I serve as the chair on the board of directors of JAG, so there was a natural opportunity to connect the two organizations. I never would have imagined that when I moved to the Upper Valley, a Broadway-caliber theater house producing the largest number of new Black theater productions would be right in my backyard. Jarvis Green, JAG’s founder and artistic director, is creating space for Black playwrights to tell Black stories in a way that catalyzes support, compassion, and love through the lens of the African American experience. I want our students to have exposure to the brilliant art Jarvis is bringing to the Upper Valley community.
What does it mean to be a leader in a diverse work environment? What does it mean for you as a leader to create more equitable practices? What does it mean for you to foster a more inclusive environment where people really feel like they belong? I want students to reflect on these questions and focus on creating meaningful change in the future businesses they will lead.
One example of how we’ve partnered is early in the fall with the launch of JAG’s Theatre on the Hill, a series of outdoor productions held on the grounds of King Arthur Flour, which is walking distance from Tuck. We were able to hold tickets for students who could literally walk across the bridge over to KAF to witness quality theater. It’s just a beautiful learning opportunity that we should be taking advantage of and I’m excited to see how this partnership grows.

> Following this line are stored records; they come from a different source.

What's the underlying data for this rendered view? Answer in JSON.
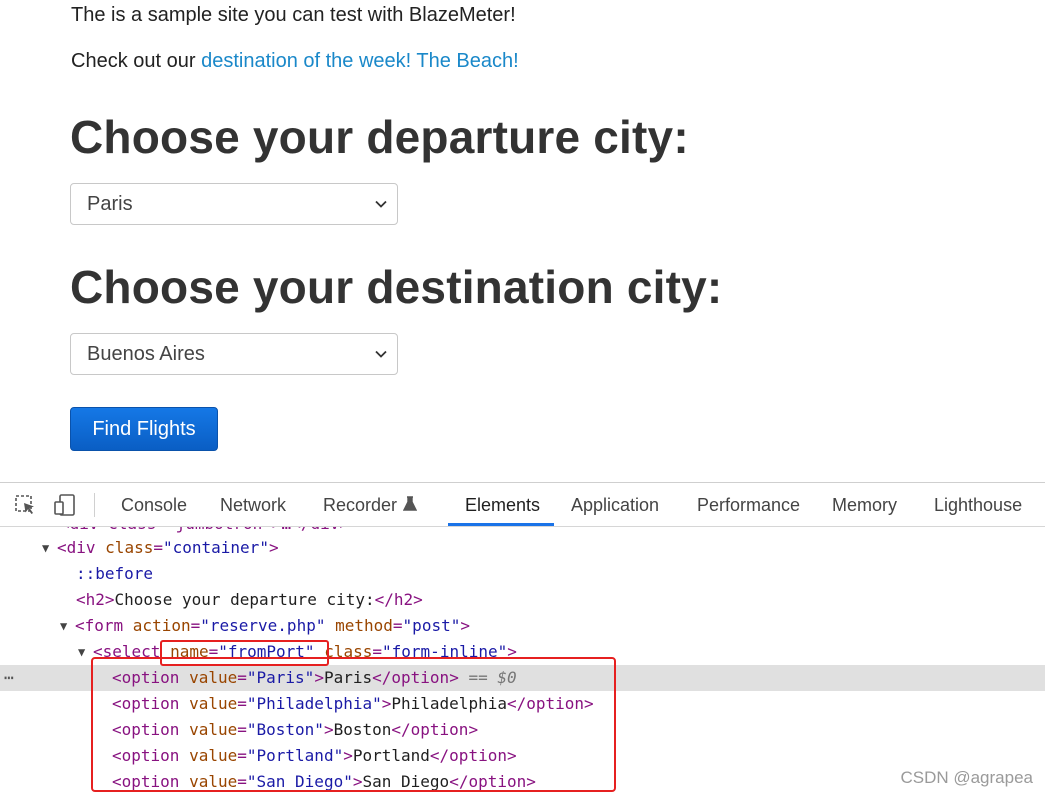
{
  "site": {
    "intro": "The is a sample site you can test with BlazeMeter!",
    "check_prefix": "Check out our ",
    "check_link": "destination of the week! The Beach!",
    "departure_heading": "Choose your departure city:",
    "departure_value": "Paris",
    "destination_heading": "Choose your destination city:",
    "destination_value": "Buenos Aires",
    "find_button": "Find Flights",
    "link_color": "#1a88c9",
    "button_color": "#0a5ec4"
  },
  "devtools": {
    "tools": [
      "inspect-icon",
      "device-toggle-icon"
    ],
    "tabs": [
      "Console",
      "Network",
      "Recorder",
      "Elements",
      "Application",
      "Performance",
      "Memory",
      "Lighthouse"
    ],
    "active_tab": "Elements",
    "recorder_icon": "flask-icon",
    "code": {
      "line0": "<div class=\"jumbotron\">…</div>",
      "line1_tag_open": "<div ",
      "line1_attr": "class",
      "line1_val": "\"container\"",
      "line2": "::before",
      "line3_text": "Choose your departure city:",
      "line4_attr1": "action",
      "line4_val1": "\"reserve.php\"",
      "line4_attr2": "method",
      "line4_val2": "\"post\"",
      "line5_attr1": "name",
      "line5_val1": "\"fromPort\"",
      "line5_attr2": "class",
      "line5_val2": "\"form-inline\"",
      "selected_marker": "== $0",
      "options": [
        {
          "value": "\"Paris\"",
          "text": "Paris"
        },
        {
          "value": "\"Philadelphia\"",
          "text": "Philadelphia"
        },
        {
          "value": "\"Boston\"",
          "text": "Boston"
        },
        {
          "value": "\"Portland\"",
          "text": "Portland"
        },
        {
          "value": "\"San Diego\"",
          "text": "San Diego"
        }
      ]
    },
    "highlight_color": "#e62020"
  },
  "watermark": "CSDN @agrapea"
}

With all the great feedback I’ve received from T’21s, staff, and administration, I’m excited for the opportunity to expand the intercultural leadership program and scale it with a broader subset of students. Frankly, I think every student I’ve talked to has a real clear sense of what their personal responsibility is in creating more equitable practices. There's no real gray area here, so I'm excited about bringing this conversation to a broader swath of the community and listening to their voices as the endeavor moves forward. Beyond that, I’m excited as we continue to find more ways to connect in person. I think we've learned that Zoom is very functional, but nothing can replace that in-person connection. Finally, I’d like to challenge our students and entire community to move the conversation beyond just performative gestures to real action, real change. I think that's where I want to see our students primed for action.